==== Stored data ====

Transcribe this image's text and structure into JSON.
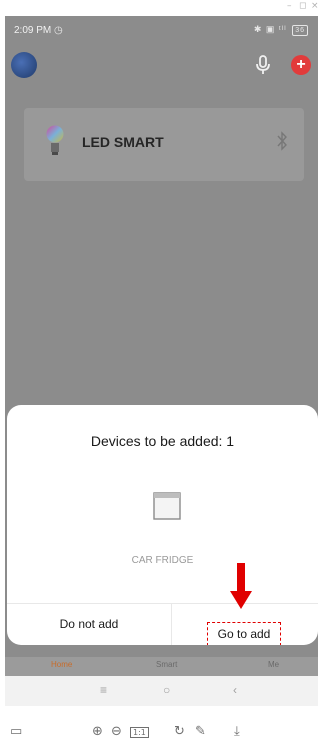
{
  "window": {
    "minimize_glyph": "–",
    "restore_glyph": "◻",
    "close_glyph": "×"
  },
  "status_bar": {
    "time": "2:09 PM",
    "clock_glyph": "◷",
    "indicators": "✱ ▣ ᵗˡˡ",
    "battery": "36"
  },
  "header": {
    "avatar_icon": "avatar",
    "mic_icon": "microphone-icon",
    "add_label": "+"
  },
  "device": {
    "name": "LED SMART",
    "icon": "bulb-icon",
    "connection_icon": "bluetooth-icon"
  },
  "dialog": {
    "title": "Devices to be added: 1",
    "device_label": "CAR FRIDGE",
    "cancel_label": "Do not add",
    "confirm_label": "Go to add"
  },
  "bottom_nav": {
    "home": "Home",
    "smart": "Smart",
    "me": "Me"
  },
  "system_nav": {
    "menu_glyph": "≡",
    "home_glyph": "○",
    "back_glyph": "‹"
  },
  "toolbar": {
    "screen_glyph": "▭",
    "zoom_in_glyph": "⊕",
    "zoom_out_glyph": "⊖",
    "fit_label": "1:1",
    "rotate_glyph": "↻",
    "edit_glyph": "✎",
    "download_glyph": "⤓"
  },
  "colors": {
    "accent_red": "#e23b3b",
    "annotation_red": "#e00000",
    "overlay_gray": "#8c8c8c"
  }
}
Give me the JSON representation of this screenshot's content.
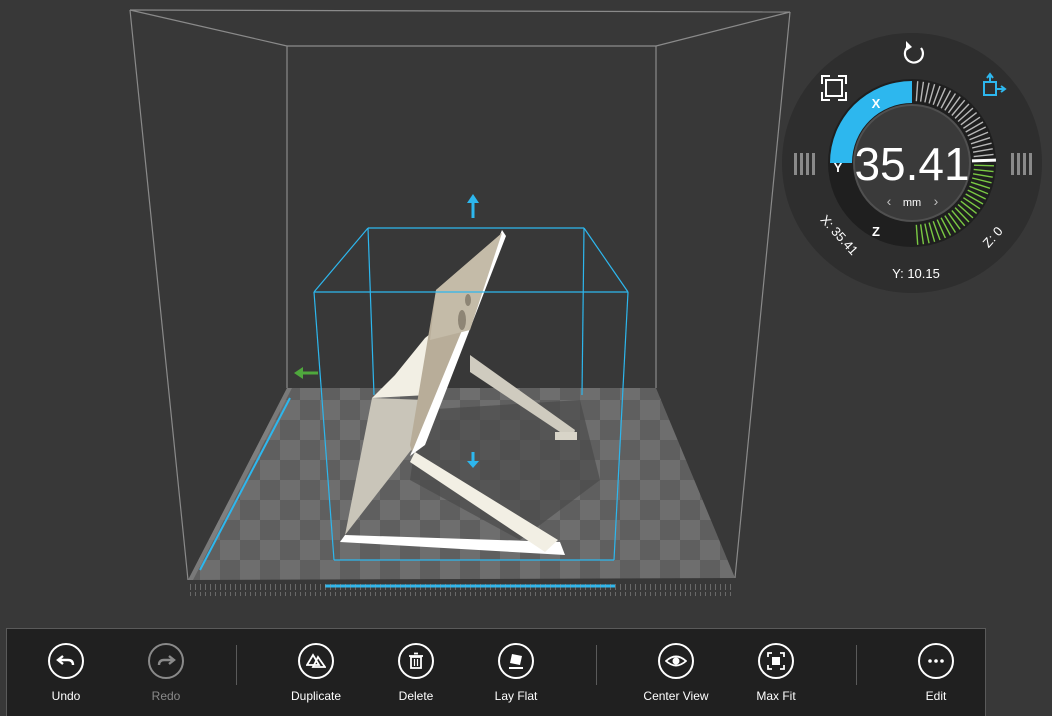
{
  "dial": {
    "value": "35.41",
    "unit": "mm",
    "x_label": "X",
    "y_label": "Y",
    "z_label": "Z",
    "x_readout": "X: 35.41",
    "y_readout": "Y: 10.15",
    "z_readout": "Z: 0",
    "prev_unit": "‹",
    "next_unit": "›",
    "x_fill_fraction": 0.5,
    "accent_color": "#2db7ee",
    "green_color": "#7ac943"
  },
  "toolbar": {
    "undo": "Undo",
    "redo": "Redo",
    "duplicate": "Duplicate",
    "delete": "Delete",
    "lay_flat": "Lay Flat",
    "center_view": "Center View",
    "max_fit": "Max Fit",
    "edit": "Edit"
  },
  "colors": {
    "background": "#383838",
    "bounding_box": "#2db7ee",
    "model": "#e8e4d8",
    "x_arrow": "#4fa83d"
  }
}
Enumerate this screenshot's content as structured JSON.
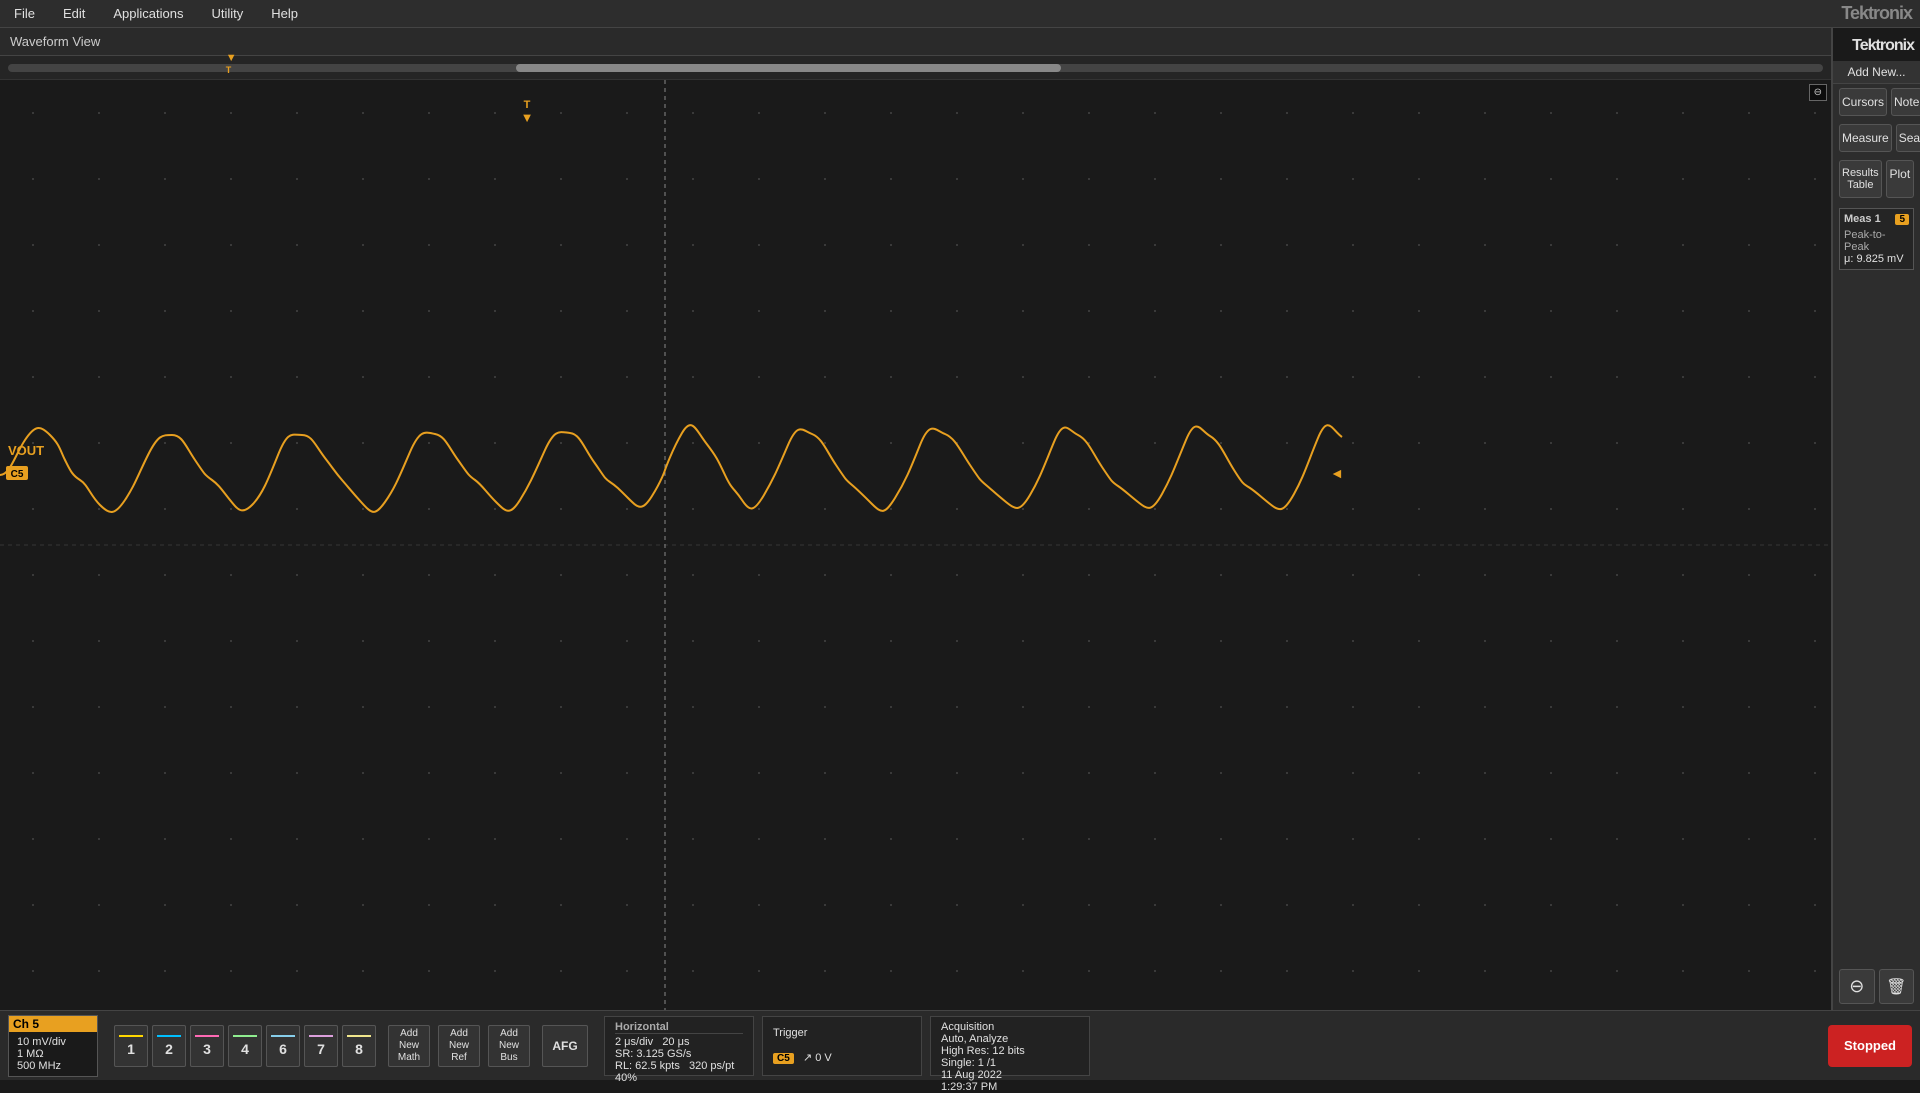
{
  "app": {
    "title": "Tektronix",
    "add_new": "Add New..."
  },
  "menubar": {
    "items": [
      "File",
      "Edit",
      "Applications",
      "Utility",
      "Help"
    ]
  },
  "waveform_view": {
    "title": "Waveform View"
  },
  "right_panel": {
    "cursors": "Cursors",
    "note": "Note",
    "measure": "Measure",
    "search": "Search",
    "results_table": "Results Table",
    "plot": "Plot",
    "meas1": {
      "title": "Meas 1",
      "type": "Peak-to-Peak",
      "value": "μ: 9.825 mV"
    },
    "zoom_icon": "⊖",
    "trash_icon": "🗑"
  },
  "channel": {
    "name": "VOUT",
    "badge": "C5",
    "color": "#e8a020"
  },
  "bottom_bar": {
    "ch5": {
      "label": "Ch 5",
      "vol_div": "10 mV/div",
      "impedance": "1 MΩ",
      "sample_rate": "500 MHz"
    },
    "channels": [
      {
        "num": "1",
        "class": "ch1"
      },
      {
        "num": "2",
        "class": "ch2"
      },
      {
        "num": "3",
        "class": "ch3"
      },
      {
        "num": "4",
        "class": "ch4"
      },
      {
        "num": "6",
        "class": "ch6"
      },
      {
        "num": "7",
        "class": "ch7"
      },
      {
        "num": "8",
        "class": "ch8"
      }
    ],
    "add_math": "Add\nNew\nMath",
    "add_ref": "Add\nNew\nRef",
    "add_bus": "Add\nNew\nBus",
    "afg": "AFG",
    "horizontal": {
      "title": "Horizontal",
      "time_div": "2 μs/div",
      "horiz_pos": "20 μs",
      "sr": "SR: 3.125 GS/s",
      "rl": "RL: 62.5 kpts",
      "ps_pt": "320 ps/pt",
      "zoom": "40%"
    },
    "trigger": {
      "title": "Trigger",
      "ch_badge": "C5",
      "level": "↗ 0 V"
    },
    "acquisition": {
      "title": "Acquisition",
      "mode": "Auto, Analyze",
      "bits": "High Res: 12 bits",
      "single": "Single: 1 /1",
      "date": "11 Aug 2022",
      "time": "1:29:37 PM"
    },
    "stopped": "Stopped"
  }
}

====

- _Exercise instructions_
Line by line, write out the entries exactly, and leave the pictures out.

- _Reply to the task_
Transcribe this image's text and structure into JSON.
{
  "window": {
    "minimize_glyph": "–",
    "restore_glyph": "◻",
    "close_glyph": "×"
  },
  "status_bar": {
    "time": "2:09 PM",
    "clock_glyph": "◷",
    "indicators": "✱ ▣ ᵗˡˡ",
    "battery": "36"
  },
  "header": {
    "avatar_icon": "avatar",
    "mic_icon": "microphone-icon",
    "add_label": "+"
  },
  "device": {
    "name": "LED SMART",
    "icon": "bulb-icon",
    "connection_icon": "bluetooth-icon"
  },
  "dialog": {
    "title": "Devices to be added: 1",
    "device_label": "CAR FRIDGE",
    "cancel_label": "Do not add",
    "confirm_label": "Go to add"
  },
  "bottom_nav": {
    "home": "Home",
    "smart": "Smart",
    "me": "Me"
  },
  "system_nav": {
    "menu_glyph": "≡",
    "home_glyph": "○",
    "back_glyph": "‹"
  },
  "toolbar": {
    "screen_glyph": "▭",
    "zoom_in_glyph": "⊕",
    "zoom_out_glyph": "⊖",
    "fit_label": "1:1",
    "rotate_glyph": "↻",
    "edit_glyph": "✎",
    "download_glyph": "⤓"
  },
  "colors": {
    "accent_red": "#e23b3b",
    "annotation_red": "#e00000",
    "overlay_gray": "#8c8c8c"
  }
}
Give me the JSON representation of this screenshot's content.
{
  "dial": {
    "value": "35.41",
    "unit": "mm",
    "x_label": "X",
    "y_label": "Y",
    "z_label": "Z",
    "x_readout": "X: 35.41",
    "y_readout": "Y: 10.15",
    "z_readout": "Z: 0",
    "prev_unit": "‹",
    "next_unit": "›",
    "x_fill_fraction": 0.5,
    "accent_color": "#2db7ee",
    "green_color": "#7ac943"
  },
  "toolbar": {
    "undo": "Undo",
    "redo": "Redo",
    "duplicate": "Duplicate",
    "delete": "Delete",
    "lay_flat": "Lay Flat",
    "center_view": "Center View",
    "max_fit": "Max Fit",
    "edit": "Edit"
  },
  "colors": {
    "background": "#383838",
    "bounding_box": "#2db7ee",
    "model": "#e8e4d8",
    "x_arrow": "#4fa83d"
  }
}
Enumerate this screenshot's content as structured JSON.
{
  "app": {
    "title": "Tektronix",
    "add_new": "Add New..."
  },
  "menubar": {
    "items": [
      "File",
      "Edit",
      "Applications",
      "Utility",
      "Help"
    ]
  },
  "waveform_view": {
    "title": "Waveform View"
  },
  "right_panel": {
    "cursors": "Cursors",
    "note": "Note",
    "measure": "Measure",
    "search": "Search",
    "results_table": "Results Table",
    "plot": "Plot",
    "meas1": {
      "title": "Meas 1",
      "type": "Peak-to-Peak",
      "value": "μ: 9.825 mV"
    },
    "zoom_icon": "⊖",
    "trash_icon": "🗑"
  },
  "channel": {
    "name": "VOUT",
    "badge": "C5",
    "color": "#e8a020"
  },
  "bottom_bar": {
    "ch5": {
      "label": "Ch 5",
      "vol_div": "10 mV/div",
      "impedance": "1 MΩ",
      "sample_rate": "500 MHz"
    },
    "channels": [
      {
        "num": "1",
        "class": "ch1"
      },
      {
        "num": "2",
        "class": "ch2"
      },
      {
        "num": "3",
        "class": "ch3"
      },
      {
        "num": "4",
        "class": "ch4"
      },
      {
        "num": "6",
        "class": "ch6"
      },
      {
        "num": "7",
        "class": "ch7"
      },
      {
        "num": "8",
        "class": "ch8"
      }
    ],
    "add_math": "Add\nNew\nMath",
    "add_ref": "Add\nNew\nRef",
    "add_bus": "Add\nNew\nBus",
    "afg": "AFG",
    "horizontal": {
      "title": "Horizontal",
      "time_div": "2 μs/div",
      "horiz_pos": "20 μs",
      "sr": "SR: 3.125 GS/s",
      "rl": "RL: 62.5 kpts",
      "ps_pt": "320 ps/pt",
      "zoom": "40%"
    },
    "trigger": {
      "title": "Trigger",
      "ch_badge": "C5",
      "level": "↗ 0 V"
    },
    "acquisition": {
      "title": "Acquisition",
      "mode": "Auto, Analyze",
      "bits": "High Res: 12 bits",
      "single": "Single: 1 /1",
      "date": "11 Aug 2022",
      "time": "1:29:37 PM"
    },
    "stopped": "Stopped"
  }
}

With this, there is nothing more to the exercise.